Extract all lines that hold "user" from the records below.
-- Opening Marker --
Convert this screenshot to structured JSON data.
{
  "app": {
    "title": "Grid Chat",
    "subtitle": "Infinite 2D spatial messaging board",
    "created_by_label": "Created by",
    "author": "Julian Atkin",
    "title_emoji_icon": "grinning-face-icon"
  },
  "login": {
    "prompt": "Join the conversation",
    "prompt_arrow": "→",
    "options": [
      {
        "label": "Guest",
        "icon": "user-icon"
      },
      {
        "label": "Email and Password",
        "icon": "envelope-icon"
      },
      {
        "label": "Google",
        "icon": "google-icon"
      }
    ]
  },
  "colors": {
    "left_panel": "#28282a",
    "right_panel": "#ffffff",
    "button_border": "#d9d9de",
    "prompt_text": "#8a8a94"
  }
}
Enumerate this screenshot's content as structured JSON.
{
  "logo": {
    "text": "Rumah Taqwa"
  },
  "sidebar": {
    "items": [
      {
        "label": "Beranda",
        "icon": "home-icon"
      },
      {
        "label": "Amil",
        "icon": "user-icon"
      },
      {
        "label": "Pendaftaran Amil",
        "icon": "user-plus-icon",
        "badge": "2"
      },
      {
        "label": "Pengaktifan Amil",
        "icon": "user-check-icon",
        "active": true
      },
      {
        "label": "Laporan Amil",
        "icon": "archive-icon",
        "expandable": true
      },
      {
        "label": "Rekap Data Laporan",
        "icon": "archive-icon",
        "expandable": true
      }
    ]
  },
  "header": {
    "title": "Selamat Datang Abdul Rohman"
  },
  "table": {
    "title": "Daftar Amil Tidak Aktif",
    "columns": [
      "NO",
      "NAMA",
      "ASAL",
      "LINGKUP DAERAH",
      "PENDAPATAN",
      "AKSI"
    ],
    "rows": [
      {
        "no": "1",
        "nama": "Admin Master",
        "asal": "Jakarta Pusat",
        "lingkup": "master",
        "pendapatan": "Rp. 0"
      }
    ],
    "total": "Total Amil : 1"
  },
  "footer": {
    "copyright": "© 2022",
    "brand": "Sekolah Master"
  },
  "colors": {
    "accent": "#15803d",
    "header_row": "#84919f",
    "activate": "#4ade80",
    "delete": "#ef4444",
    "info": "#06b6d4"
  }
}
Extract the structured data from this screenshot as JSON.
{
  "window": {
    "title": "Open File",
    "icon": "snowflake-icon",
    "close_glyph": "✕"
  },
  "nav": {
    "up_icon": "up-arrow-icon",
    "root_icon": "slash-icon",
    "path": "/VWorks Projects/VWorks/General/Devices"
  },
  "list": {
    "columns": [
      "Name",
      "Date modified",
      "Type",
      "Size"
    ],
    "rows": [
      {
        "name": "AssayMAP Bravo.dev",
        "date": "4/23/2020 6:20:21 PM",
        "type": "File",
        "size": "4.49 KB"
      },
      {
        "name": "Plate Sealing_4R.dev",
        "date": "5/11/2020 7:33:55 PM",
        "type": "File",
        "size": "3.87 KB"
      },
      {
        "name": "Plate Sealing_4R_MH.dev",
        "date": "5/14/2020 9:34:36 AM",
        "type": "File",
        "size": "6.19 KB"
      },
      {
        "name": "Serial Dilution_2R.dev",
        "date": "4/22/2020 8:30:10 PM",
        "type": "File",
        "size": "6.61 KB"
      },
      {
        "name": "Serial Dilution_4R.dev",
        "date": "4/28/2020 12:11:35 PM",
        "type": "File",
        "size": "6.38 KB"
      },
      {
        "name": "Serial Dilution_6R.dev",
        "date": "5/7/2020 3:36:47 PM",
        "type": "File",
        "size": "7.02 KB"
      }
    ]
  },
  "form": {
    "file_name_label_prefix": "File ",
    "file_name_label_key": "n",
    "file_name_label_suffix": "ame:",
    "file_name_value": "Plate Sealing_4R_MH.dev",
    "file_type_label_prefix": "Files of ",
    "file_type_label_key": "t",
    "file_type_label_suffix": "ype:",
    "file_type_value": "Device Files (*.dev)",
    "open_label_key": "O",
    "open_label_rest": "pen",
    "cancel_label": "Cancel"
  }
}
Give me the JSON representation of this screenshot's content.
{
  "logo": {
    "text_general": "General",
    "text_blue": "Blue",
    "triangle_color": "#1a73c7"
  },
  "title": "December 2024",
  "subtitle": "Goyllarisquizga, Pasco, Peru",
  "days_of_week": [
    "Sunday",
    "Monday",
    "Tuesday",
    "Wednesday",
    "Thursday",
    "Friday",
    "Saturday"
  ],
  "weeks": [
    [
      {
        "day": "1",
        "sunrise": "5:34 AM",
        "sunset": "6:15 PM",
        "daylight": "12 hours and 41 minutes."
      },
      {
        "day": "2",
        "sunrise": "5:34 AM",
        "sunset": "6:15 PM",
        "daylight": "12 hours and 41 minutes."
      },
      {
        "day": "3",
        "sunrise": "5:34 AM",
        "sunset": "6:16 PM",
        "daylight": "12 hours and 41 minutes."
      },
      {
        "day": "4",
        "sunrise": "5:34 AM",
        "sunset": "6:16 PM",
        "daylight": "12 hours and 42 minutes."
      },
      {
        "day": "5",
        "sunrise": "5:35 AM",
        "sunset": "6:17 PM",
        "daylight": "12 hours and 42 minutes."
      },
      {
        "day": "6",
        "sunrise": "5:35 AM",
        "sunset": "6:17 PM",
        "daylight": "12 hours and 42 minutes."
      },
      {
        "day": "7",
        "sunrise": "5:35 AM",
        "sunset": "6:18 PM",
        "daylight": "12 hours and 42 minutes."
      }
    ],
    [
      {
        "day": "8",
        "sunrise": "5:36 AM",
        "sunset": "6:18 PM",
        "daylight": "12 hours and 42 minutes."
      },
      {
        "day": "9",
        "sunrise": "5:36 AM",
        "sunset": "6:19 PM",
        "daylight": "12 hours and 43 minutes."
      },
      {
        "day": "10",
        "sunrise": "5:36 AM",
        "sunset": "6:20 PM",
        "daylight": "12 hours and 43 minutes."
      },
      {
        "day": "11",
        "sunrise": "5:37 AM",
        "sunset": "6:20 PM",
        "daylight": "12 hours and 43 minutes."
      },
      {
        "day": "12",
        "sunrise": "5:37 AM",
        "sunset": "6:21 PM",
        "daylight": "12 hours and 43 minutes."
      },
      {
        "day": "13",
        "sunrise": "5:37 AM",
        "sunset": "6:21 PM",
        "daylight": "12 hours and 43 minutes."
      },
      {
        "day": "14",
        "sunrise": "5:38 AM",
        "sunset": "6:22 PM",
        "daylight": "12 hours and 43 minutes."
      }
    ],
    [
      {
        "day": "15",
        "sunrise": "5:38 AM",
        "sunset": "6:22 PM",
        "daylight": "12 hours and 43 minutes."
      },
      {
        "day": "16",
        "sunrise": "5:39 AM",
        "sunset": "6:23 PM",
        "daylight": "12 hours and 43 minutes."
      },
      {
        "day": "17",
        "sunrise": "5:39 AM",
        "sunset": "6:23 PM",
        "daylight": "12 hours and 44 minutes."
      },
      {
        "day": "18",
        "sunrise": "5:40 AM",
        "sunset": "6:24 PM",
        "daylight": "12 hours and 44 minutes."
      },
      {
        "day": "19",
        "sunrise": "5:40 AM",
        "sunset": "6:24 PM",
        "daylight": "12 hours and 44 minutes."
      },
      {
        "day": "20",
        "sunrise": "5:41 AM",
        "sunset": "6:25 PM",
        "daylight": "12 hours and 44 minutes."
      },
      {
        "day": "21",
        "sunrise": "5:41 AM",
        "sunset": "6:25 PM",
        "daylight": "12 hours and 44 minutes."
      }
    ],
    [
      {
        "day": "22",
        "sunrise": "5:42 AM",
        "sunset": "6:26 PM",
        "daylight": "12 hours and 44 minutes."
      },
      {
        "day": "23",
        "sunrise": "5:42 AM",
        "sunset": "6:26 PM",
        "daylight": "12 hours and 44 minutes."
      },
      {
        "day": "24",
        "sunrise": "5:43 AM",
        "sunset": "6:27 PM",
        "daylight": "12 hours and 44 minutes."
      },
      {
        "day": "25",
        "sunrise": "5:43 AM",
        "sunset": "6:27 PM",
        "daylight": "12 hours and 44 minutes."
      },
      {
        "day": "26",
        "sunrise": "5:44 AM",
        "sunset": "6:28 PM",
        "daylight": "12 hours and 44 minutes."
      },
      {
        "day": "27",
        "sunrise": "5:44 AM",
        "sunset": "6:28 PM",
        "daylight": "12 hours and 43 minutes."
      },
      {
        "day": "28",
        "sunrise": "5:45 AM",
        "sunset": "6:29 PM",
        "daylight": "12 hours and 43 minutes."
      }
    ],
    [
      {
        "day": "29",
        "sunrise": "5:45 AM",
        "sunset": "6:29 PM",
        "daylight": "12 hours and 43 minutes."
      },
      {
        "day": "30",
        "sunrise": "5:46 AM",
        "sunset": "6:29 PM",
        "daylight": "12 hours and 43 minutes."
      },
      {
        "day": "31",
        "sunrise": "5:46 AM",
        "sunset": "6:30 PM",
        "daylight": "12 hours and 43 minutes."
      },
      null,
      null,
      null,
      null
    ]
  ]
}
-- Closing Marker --
* **Answer below**:
        "icon": "user-icon"
        "icon": "user-icon"
        "icon": "user-plus-icon",
        "icon": "user-check-icon",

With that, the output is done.